* Exercise prompt:
From the records, pick out and copy each line containing "your".

Web page and app entries

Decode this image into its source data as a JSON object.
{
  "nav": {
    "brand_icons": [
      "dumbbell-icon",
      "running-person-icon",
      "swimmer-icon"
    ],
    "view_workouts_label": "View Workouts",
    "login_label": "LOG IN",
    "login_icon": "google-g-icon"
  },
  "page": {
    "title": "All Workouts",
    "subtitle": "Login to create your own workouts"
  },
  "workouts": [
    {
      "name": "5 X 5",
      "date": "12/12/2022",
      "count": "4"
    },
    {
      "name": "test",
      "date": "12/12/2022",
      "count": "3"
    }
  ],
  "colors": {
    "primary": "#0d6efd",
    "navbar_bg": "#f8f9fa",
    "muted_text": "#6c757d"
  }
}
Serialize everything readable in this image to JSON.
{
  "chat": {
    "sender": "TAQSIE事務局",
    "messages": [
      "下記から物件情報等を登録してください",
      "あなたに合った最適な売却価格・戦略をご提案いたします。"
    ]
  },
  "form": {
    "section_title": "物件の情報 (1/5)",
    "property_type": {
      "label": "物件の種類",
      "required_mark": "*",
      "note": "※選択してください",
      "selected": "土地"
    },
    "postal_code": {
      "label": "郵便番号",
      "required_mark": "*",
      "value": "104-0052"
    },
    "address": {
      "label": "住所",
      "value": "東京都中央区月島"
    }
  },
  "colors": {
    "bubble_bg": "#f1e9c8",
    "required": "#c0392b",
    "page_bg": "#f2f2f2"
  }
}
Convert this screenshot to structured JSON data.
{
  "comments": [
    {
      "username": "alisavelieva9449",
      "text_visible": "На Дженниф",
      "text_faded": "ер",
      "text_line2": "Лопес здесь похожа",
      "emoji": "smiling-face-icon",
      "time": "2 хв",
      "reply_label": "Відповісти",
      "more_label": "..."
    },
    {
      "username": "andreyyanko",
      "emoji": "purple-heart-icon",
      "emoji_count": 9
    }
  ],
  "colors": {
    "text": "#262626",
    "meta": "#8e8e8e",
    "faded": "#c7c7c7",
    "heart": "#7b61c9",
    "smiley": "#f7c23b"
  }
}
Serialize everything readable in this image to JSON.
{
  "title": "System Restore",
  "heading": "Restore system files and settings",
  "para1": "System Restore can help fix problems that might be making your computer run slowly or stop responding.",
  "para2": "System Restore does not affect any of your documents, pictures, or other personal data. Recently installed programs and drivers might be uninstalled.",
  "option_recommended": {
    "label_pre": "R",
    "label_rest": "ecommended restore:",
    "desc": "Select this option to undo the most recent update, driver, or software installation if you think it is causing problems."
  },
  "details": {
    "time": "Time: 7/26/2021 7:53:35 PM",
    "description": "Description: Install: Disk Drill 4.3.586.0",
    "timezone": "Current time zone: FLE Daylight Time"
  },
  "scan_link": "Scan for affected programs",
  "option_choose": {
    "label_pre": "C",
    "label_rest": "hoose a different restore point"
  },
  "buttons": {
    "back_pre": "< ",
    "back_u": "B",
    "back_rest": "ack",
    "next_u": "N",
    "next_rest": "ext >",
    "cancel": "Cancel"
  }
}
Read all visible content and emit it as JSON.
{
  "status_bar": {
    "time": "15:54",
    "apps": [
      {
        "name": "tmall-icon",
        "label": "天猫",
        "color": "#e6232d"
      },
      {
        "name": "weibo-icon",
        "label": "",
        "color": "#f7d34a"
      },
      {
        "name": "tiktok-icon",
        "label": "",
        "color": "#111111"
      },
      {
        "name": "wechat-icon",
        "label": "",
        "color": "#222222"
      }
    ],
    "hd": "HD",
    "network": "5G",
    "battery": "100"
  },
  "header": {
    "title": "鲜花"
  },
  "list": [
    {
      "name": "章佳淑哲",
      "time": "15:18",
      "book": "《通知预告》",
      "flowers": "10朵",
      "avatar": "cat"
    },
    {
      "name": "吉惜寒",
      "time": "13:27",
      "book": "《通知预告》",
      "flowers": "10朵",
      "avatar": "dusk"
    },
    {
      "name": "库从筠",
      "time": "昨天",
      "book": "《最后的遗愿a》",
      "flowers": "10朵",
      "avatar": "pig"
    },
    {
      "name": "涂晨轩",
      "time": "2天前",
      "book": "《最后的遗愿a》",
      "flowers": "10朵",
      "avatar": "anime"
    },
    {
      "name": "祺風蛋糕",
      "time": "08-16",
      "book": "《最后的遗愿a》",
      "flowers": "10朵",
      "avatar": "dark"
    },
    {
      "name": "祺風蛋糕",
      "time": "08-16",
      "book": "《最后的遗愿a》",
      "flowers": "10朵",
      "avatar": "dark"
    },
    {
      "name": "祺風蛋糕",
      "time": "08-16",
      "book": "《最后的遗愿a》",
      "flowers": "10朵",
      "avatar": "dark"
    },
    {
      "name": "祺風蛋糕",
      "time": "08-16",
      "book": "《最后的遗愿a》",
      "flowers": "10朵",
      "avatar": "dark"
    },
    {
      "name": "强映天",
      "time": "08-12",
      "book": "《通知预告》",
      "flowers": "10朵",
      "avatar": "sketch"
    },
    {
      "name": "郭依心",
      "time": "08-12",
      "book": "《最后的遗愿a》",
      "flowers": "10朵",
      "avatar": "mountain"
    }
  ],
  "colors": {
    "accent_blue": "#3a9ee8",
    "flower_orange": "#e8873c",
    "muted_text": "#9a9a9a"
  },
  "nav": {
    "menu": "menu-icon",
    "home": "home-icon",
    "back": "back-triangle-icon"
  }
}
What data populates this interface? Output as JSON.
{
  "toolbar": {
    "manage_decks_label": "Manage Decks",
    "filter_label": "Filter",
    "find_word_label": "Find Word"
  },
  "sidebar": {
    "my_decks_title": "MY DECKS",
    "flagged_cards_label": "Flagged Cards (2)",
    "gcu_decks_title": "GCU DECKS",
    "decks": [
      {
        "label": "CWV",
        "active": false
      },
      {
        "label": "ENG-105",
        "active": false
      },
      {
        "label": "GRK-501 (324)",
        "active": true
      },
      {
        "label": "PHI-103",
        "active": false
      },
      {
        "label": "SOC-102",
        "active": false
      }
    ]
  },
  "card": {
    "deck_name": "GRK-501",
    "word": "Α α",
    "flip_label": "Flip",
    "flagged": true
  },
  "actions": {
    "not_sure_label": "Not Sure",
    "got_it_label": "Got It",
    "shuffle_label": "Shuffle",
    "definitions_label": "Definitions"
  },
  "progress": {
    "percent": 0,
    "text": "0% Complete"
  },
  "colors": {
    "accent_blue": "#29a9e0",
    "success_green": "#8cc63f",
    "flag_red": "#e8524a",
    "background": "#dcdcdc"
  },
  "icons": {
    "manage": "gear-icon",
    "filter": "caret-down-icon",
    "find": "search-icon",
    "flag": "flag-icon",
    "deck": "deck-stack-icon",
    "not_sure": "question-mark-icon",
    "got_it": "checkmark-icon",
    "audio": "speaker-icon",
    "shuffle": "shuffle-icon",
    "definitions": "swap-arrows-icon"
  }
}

* Answer to the exercise:
    "subtitle": "Login to create your own workouts"
  "para1": "System Restore can help fix problems that might be making your computer run slowly or stop responding.",
  "para2": "System Restore does not affect any of your documents, pictures, or other personal data. Recently installed programs and drivers might be uninstalled.",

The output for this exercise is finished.